A faithful copy of the data is the goal; set it down exactly, without the images.
● ● ● ● ● ● ●
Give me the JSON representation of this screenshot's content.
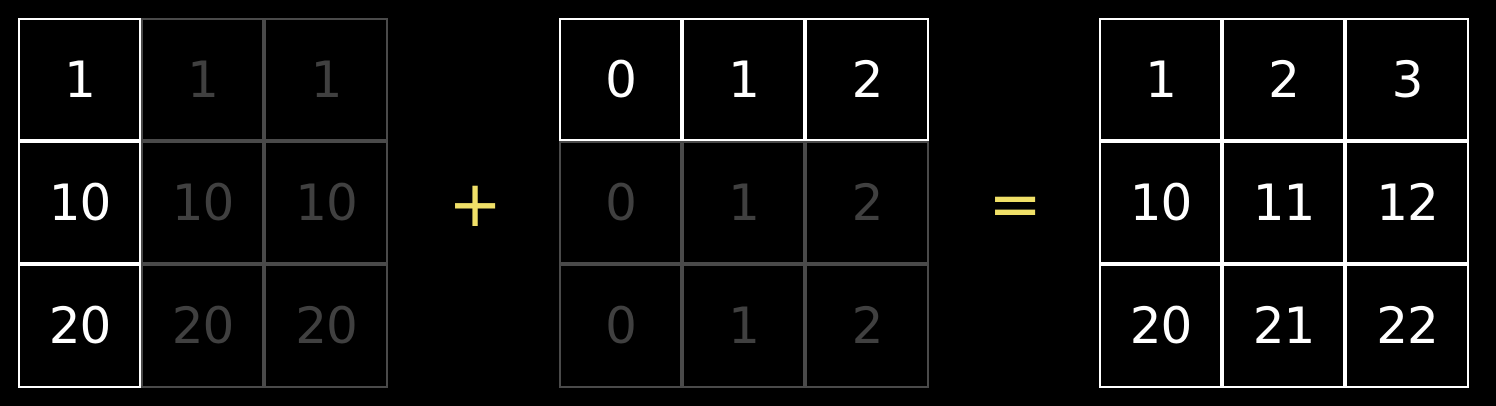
{
  "colors": {
    "background": "#000000",
    "bright": "#ffffff",
    "dim": "#404040",
    "operator": "#f0e068"
  },
  "operators": {
    "plus": "+",
    "equals": "="
  },
  "matrices": [
    {
      "name": "column-vector-broadcast",
      "rows": [
        [
          {
            "v": "1",
            "hl": true
          },
          {
            "v": "1",
            "hl": false
          },
          {
            "v": "1",
            "hl": false
          }
        ],
        [
          {
            "v": "10",
            "hl": true
          },
          {
            "v": "10",
            "hl": false
          },
          {
            "v": "10",
            "hl": false
          }
        ],
        [
          {
            "v": "20",
            "hl": true
          },
          {
            "v": "20",
            "hl": false
          },
          {
            "v": "20",
            "hl": false
          }
        ]
      ]
    },
    {
      "name": "row-vector-broadcast",
      "rows": [
        [
          {
            "v": "0",
            "hl": true
          },
          {
            "v": "1",
            "hl": true
          },
          {
            "v": "2",
            "hl": true
          }
        ],
        [
          {
            "v": "0",
            "hl": false
          },
          {
            "v": "1",
            "hl": false
          },
          {
            "v": "2",
            "hl": false
          }
        ],
        [
          {
            "v": "0",
            "hl": false
          },
          {
            "v": "1",
            "hl": false
          },
          {
            "v": "2",
            "hl": false
          }
        ]
      ]
    },
    {
      "name": "result",
      "rows": [
        [
          {
            "v": "1",
            "hl": true
          },
          {
            "v": "2",
            "hl": true
          },
          {
            "v": "3",
            "hl": true
          }
        ],
        [
          {
            "v": "10",
            "hl": true
          },
          {
            "v": "11",
            "hl": true
          },
          {
            "v": "12",
            "hl": true
          }
        ],
        [
          {
            "v": "20",
            "hl": true
          },
          {
            "v": "21",
            "hl": true
          },
          {
            "v": "22",
            "hl": true
          }
        ]
      ]
    }
  ]
}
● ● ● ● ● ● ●
■ The answer ■
Give me the JSON representation of this screenshot's content.
{
  "colors": {
    "background": "#000000",
    "bright": "#ffffff",
    "dim": "#404040",
    "operator": "#f0e068"
  },
  "operators": {
    "plus": "+",
    "equals": "="
  },
  "matrices": [
    {
      "name": "column-vector-broadcast",
      "rows": [
        [
          {
            "v": "1",
            "hl": true
          },
          {
            "v": "1",
            "hl": false
          },
          {
            "v": "1",
            "hl": false
          }
        ],
        [
          {
            "v": "10",
            "hl": true
          },
          {
            "v": "10",
            "hl": false
          },
          {
            "v": "10",
            "hl": false
          }
        ],
        [
          {
            "v": "20",
            "hl": true
          },
          {
            "v": "20",
            "hl": false
          },
          {
            "v": "20",
            "hl": false
          }
        ]
      ]
    },
    {
      "name": "row-vector-broadcast",
      "rows": [
        [
          {
            "v": "0",
            "hl": true
          },
          {
            "v": "1",
            "hl": true
          },
          {
            "v": "2",
            "hl": true
          }
        ],
        [
          {
            "v": "0",
            "hl": false
          },
          {
            "v": "1",
            "hl": false
          },
          {
            "v": "2",
            "hl": false
          }
        ],
        [
          {
            "v": "0",
            "hl": false
          },
          {
            "v": "1",
            "hl": false
          },
          {
            "v": "2",
            "hl": false
          }
        ]
      ]
    },
    {
      "name": "result",
      "rows": [
        [
          {
            "v": "1",
            "hl": true
          },
          {
            "v": "2",
            "hl": true
          },
          {
            "v": "3",
            "hl": true
          }
        ],
        [
          {
            "v": "10",
            "hl": true
          },
          {
            "v": "11",
            "hl": true
          },
          {
            "v": "12",
            "hl": true
          }
        ],
        [
          {
            "v": "20",
            "hl": true
          },
          {
            "v": "21",
            "hl": true
          },
          {
            "v": "22",
            "hl": true
          }
        ]
      ]
    }
  ]
}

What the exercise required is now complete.